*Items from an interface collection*
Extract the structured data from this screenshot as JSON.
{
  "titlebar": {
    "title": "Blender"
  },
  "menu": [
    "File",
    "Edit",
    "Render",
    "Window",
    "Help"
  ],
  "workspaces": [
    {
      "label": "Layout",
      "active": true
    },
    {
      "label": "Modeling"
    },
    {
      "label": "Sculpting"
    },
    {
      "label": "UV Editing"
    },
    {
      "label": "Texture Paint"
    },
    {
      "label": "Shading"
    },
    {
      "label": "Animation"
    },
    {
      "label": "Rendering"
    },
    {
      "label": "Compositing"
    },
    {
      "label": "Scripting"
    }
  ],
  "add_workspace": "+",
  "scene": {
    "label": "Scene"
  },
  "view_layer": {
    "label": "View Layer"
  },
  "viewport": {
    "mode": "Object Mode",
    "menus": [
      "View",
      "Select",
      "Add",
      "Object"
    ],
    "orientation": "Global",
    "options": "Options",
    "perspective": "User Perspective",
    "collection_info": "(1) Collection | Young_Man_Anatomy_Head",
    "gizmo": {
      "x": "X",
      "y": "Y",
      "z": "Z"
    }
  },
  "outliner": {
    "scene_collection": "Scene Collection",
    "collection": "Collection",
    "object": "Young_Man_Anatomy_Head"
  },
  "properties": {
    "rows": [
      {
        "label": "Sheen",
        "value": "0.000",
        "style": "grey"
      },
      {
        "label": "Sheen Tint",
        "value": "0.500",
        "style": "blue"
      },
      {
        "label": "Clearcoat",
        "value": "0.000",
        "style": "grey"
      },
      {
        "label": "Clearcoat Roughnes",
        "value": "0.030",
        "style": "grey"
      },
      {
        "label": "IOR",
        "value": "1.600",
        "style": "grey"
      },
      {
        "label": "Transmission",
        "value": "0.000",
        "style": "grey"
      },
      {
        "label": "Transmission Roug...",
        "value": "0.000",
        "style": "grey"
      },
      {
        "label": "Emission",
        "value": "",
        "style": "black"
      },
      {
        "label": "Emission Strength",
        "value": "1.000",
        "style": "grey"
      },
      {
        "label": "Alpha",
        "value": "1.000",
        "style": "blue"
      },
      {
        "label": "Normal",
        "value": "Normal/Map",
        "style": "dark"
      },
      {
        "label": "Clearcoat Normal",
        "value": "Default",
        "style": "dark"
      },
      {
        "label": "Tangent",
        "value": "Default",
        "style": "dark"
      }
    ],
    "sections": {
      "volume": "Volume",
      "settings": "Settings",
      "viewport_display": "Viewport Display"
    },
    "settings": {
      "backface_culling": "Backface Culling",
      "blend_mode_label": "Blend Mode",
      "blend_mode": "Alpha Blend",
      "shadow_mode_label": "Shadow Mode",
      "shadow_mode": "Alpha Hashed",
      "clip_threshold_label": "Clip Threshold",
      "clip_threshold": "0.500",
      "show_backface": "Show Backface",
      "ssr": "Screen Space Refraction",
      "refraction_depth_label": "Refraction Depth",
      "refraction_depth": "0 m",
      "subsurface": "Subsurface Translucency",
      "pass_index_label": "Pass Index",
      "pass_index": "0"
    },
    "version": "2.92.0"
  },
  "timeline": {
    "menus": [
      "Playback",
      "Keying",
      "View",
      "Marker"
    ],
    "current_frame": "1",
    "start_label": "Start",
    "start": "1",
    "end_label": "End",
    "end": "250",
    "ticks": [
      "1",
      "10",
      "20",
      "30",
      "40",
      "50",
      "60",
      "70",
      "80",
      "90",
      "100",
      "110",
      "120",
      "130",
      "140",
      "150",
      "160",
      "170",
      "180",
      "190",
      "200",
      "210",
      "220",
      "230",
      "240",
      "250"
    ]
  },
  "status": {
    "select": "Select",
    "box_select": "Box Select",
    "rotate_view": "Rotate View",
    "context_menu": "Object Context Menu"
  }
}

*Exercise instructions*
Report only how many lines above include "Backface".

*Exercise response*
2